The Kool-Aid point is a threshold of fame or success that, when reached, will cause a negative backlash simply because the individual in question is famous or successful. The phenomenon can also be observed in response to brands and organizations.
In reference to individual targets, the backlash is typically motivated by insecurity, immaturity and envy rather than involving any substantive criticism of the target. Given the way these traits vary in severity from one person to another, the Kool-Aid point can be reached in response to different levels of fame accordingly.
Online, especially on social media, reaching the Kool-Aid point tends to result in troll attacks. The writer Kathy Sierra noticed when she became well-known enough to elicit the effect and coined the term Kool-Aid point to refer to it. Her first harasser objected to the attention she was getting because, in his opinion, her work did not warrant it.

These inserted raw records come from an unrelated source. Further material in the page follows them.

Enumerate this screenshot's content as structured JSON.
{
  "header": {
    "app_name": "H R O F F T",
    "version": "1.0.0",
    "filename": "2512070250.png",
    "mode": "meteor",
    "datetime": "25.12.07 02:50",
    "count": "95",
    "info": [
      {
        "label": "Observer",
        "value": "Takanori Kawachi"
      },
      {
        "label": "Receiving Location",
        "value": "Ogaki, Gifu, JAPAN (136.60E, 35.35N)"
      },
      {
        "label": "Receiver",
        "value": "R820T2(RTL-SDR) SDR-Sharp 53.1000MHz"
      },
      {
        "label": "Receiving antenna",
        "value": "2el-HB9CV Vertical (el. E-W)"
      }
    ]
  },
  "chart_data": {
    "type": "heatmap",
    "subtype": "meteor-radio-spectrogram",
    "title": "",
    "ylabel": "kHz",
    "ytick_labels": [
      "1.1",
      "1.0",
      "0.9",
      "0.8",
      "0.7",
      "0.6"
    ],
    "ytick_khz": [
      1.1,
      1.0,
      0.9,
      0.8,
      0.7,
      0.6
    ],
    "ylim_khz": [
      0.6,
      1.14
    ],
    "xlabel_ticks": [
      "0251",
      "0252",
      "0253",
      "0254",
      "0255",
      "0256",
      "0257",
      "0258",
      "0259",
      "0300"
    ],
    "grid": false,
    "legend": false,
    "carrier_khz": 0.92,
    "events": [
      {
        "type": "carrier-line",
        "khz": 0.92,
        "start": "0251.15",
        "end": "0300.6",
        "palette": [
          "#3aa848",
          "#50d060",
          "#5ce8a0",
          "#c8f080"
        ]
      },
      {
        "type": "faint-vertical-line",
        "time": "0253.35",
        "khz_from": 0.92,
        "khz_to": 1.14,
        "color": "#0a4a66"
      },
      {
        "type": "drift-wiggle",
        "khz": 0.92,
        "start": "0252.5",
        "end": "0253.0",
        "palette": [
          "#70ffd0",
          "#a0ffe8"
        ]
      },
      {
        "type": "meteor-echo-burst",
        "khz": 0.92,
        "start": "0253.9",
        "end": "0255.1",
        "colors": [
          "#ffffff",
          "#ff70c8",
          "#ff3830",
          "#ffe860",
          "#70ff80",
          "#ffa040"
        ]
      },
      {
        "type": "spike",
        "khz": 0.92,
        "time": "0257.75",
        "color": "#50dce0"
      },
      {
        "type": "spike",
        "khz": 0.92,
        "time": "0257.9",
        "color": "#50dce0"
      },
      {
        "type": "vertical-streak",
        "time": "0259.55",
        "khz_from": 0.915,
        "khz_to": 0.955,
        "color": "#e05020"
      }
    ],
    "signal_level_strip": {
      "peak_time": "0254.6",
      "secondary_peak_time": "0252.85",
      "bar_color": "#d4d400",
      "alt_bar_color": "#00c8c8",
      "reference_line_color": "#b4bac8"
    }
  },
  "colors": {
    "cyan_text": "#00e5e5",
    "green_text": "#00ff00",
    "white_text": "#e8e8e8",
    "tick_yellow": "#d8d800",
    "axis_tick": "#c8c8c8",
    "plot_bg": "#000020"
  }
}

Sierra explained in a blog post: “the most vocal trolling and ‘hate’ for a brand kicks in HARD once a critical mass of brand fans/users are thought to have ‘drunk the Kool-Aid.’ In other words, the hate wasn’t so much about the product/brand but that other people were falling for it.”
The word “Kool-Aid,” in this context, is a reference to the Jonestown Massacre of 1978, in which 913 of cult leader Jim Jones’ 1,100 followers willingly ingested a poisoned soft drink (not, as it turns out, Kool-Aid but a similar beverage called Flavor-Aid) at his urging. The phrase “drank the Kool-Aid” is commonly used to describe those who have dedicated themselves to something without applying any degree of critical thinking.